Of course, there are times that bright white ’round-the-clock bathroom lighting isn’t what you have in mind for your design. Especially in a guest bathroom, you can throw many of these guidelines out the window simply because the day to day grooming necessities aren’t such a pressing issue. Instead of task lighting and ambient lighting, in a guest bath you can play with accent lights. This bathroom makes excellent use of Recessed Lights and cove lights or Under The Cabinet lights to highlight textures in the wood, vessel sink, towel rack, and mirror frame. This is also an excellent way to take a dim, windowless bathroom and turn it into something stunning – breaking the darkness with Mini Spot Lights (preferably on a dimmer switch) to give great, targeted mood lighting and use the lack of natural light as an asset rather than a drawback.
As well, you want to keep in mind that while the light is the most important thing, the fixtures themselves can go a long way towards enhancing and establishing the style of your bathroom. Even though most of this bathroom is done in a rather casual style, the matching crystal, candle-style Regal Chandelier and Wall Sconces stand out as especially elegant, and change the overall tone of the room.

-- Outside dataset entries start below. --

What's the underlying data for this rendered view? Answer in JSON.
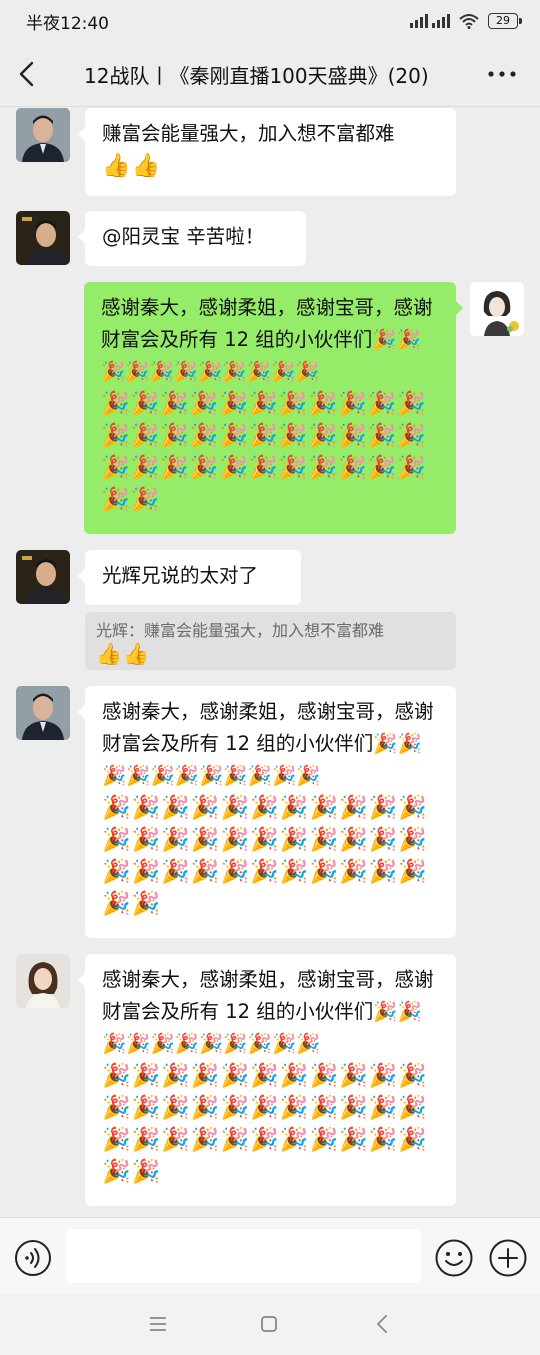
{
  "status": {
    "time": "半夜12:40",
    "battery": "29"
  },
  "header": {
    "title": "12战队丨《秦刚直播100天盛典》(20)"
  },
  "messages": [
    {
      "text": "赚富会能量强大，加入想不富都难",
      "emoji": "👍👍"
    },
    {
      "text": "@阳灵宝  辛苦啦！"
    },
    {
      "text": "感谢秦大，感谢柔姐，感谢宝哥，感谢财富会及所有 12 组的小伙伴们🎉🎉🎉🎉🎉🎉🎉🎉🎉🎉🎉",
      "emoji": "🎉🎉🎉🎉🎉🎉🎉🎉🎉🎉🎉",
      "emoji2": "🎉🎉🎉🎉🎉🎉🎉🎉🎉🎉🎉",
      "emoji3": "🎉🎉🎉🎉🎉🎉🎉🎉🎉🎉🎉",
      "emoji4": "🎉🎉"
    },
    {
      "text": "光辉兄说的太对了",
      "quote": "光辉：赚富会能量强大，加入想不富都难",
      "quote_emoji": "👍👍"
    },
    {
      "text": "感谢秦大，感谢柔姐，感谢宝哥，感谢财富会及所有 12 组的小伙伴们🎉🎉🎉🎉🎉🎉🎉🎉🎉🎉🎉",
      "emoji": "🎉🎉🎉🎉🎉🎉🎉🎉🎉🎉🎉",
      "emoji2": "🎉🎉🎉🎉🎉🎉🎉🎉🎉🎉🎉",
      "emoji3": "🎉🎉🎉🎉🎉🎉🎉🎉🎉🎉🎉",
      "emoji4": "🎉🎉"
    },
    {
      "text": "感谢秦大，感谢柔姐，感谢宝哥，感谢财富会及所有 12 组的小伙伴们🎉🎉🎉🎉🎉🎉🎉🎉🎉🎉🎉",
      "emoji": "🎉🎉🎉🎉🎉🎉🎉🎉🎉🎉🎉",
      "emoji2": "🎉🎉🎉🎉🎉🎉🎉🎉🎉🎉🎉",
      "emoji3": "🎉🎉🎉🎉🎉🎉🎉🎉🎉🎉🎉",
      "emoji4": "🎉🎉"
    }
  ],
  "colors": {
    "background": "#ededed",
    "bubble_mine": "#95ec69",
    "bubble_other": "#ffffff"
  },
  "icons": [
    "back-arrow-icon",
    "more-icon",
    "voice-icon",
    "emoji-icon",
    "plus-icon",
    "menu-icon",
    "home-icon",
    "nav-back-icon"
  ]
}
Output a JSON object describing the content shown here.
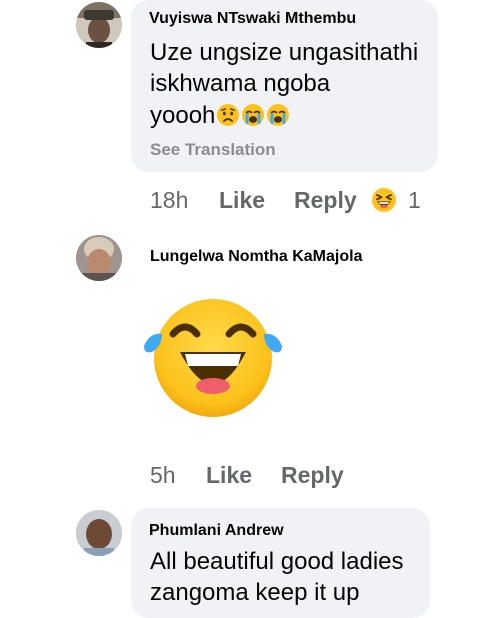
{
  "comments": [
    {
      "author": "Vuyiswa NTswaki Mthembu",
      "line1": "Uze ungsize ungasithathi",
      "line2": "iskhwama ngoba",
      "line3": "yoooh",
      "inline_emojis": [
        "sad-face-emoji",
        "crying-face-emoji",
        "crying-face-emoji"
      ],
      "see_translation": "See Translation",
      "time": "18h",
      "like": "Like",
      "reply": "Reply",
      "reaction_emoji": "laughing-squint-emoji",
      "reaction_count": "1"
    },
    {
      "author": "Lungelwa Nomtha KaMajola",
      "sticker": "laughing-tears-emoji",
      "time": "5h",
      "like": "Like",
      "reply": "Reply"
    },
    {
      "author": "Phumlani Andrew",
      "line1": "All beautiful good ladies",
      "line2": "zangoma keep it up"
    }
  ],
  "colors": {
    "bubble": "#f0f2f5",
    "meta": "#65676b",
    "text": "#050505",
    "emoji_yellow": "#fcc21b",
    "tear_blue": "#3fa9f5"
  }
}
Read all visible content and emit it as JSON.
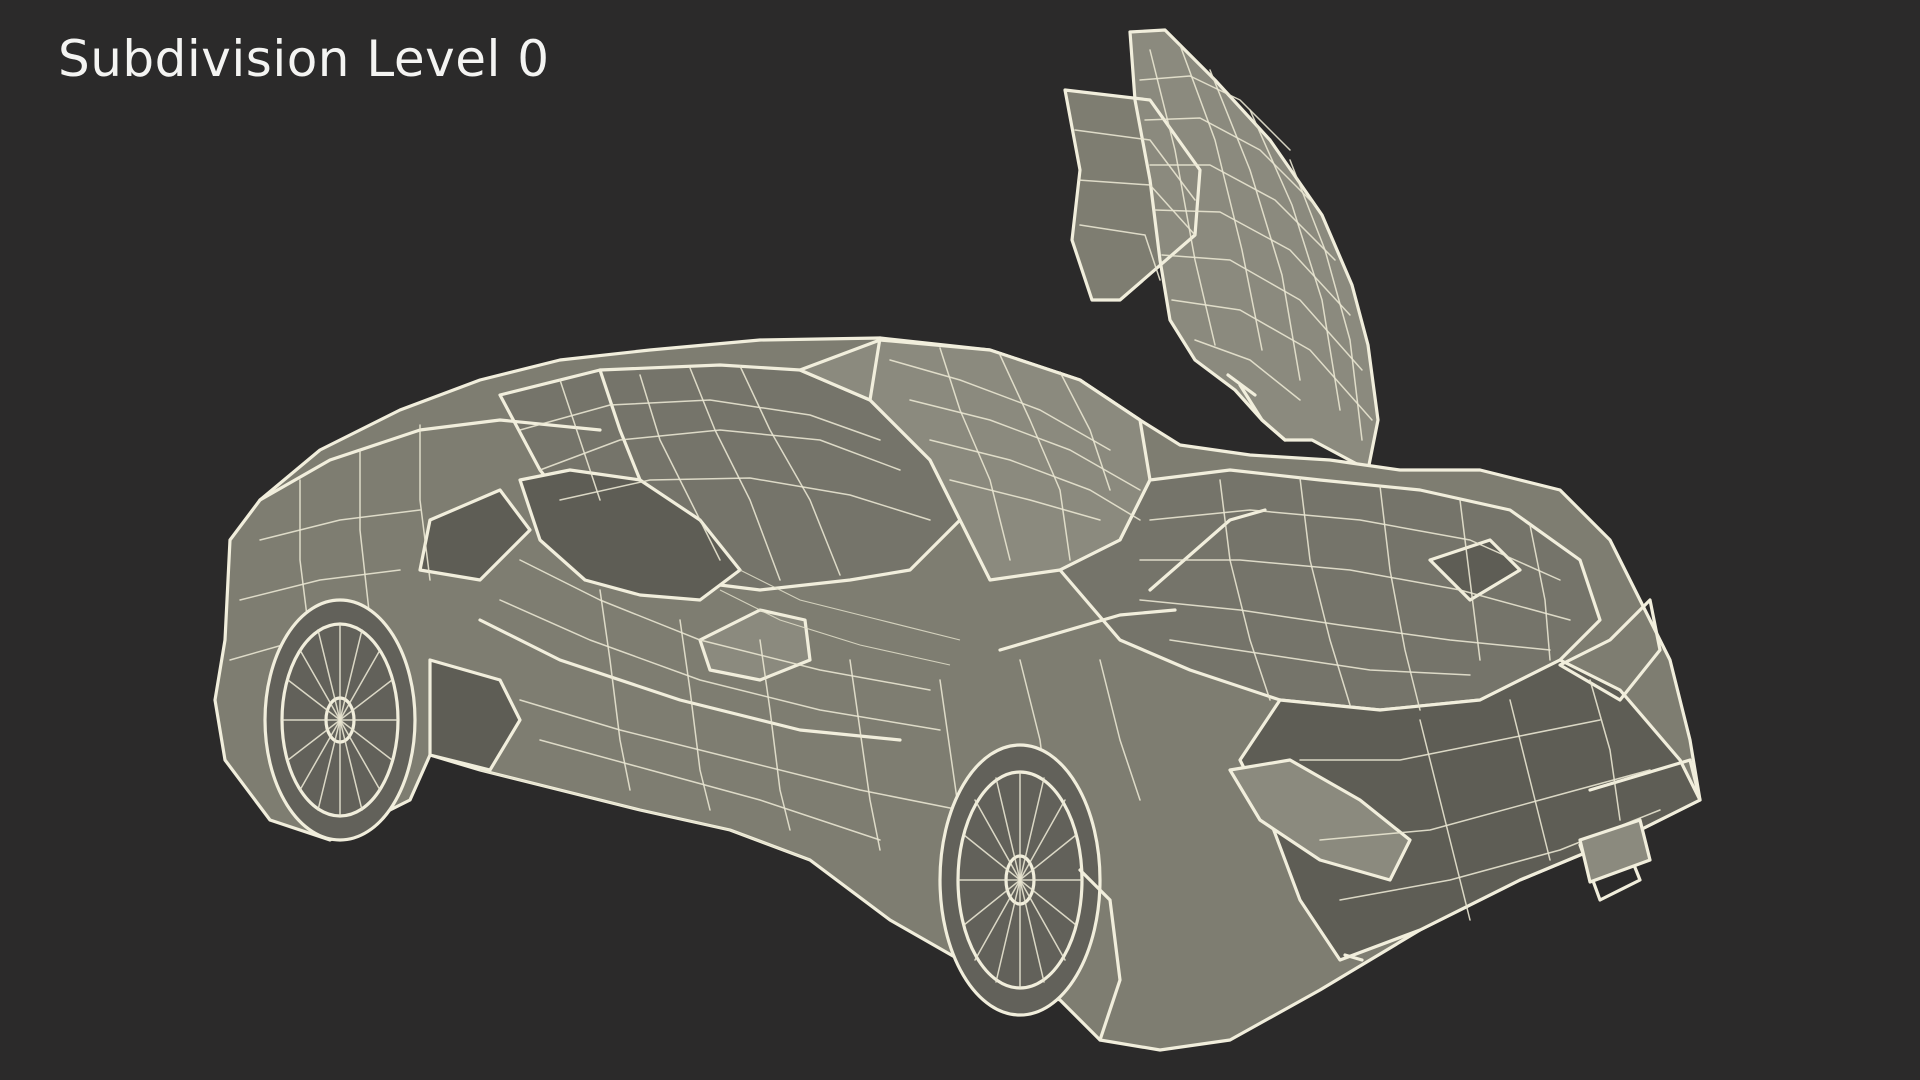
{
  "caption": "Subdivision Level 0",
  "colors": {
    "background": "#2b2a2a",
    "surface": "#7e7d71",
    "wireframe": "#f1eedc",
    "caption_text": "#f4f4f2"
  },
  "subject": {
    "icon": "wireframe-sports-car"
  }
}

So when you’re planning your next bathroom remodel, don’t skimp on the bathroom lighting – after all, what good is a beautiful bathroom if you cant see it! What’s your favorite type of light? Are you thinking of any specific style for your redesign? Let me know in the comments!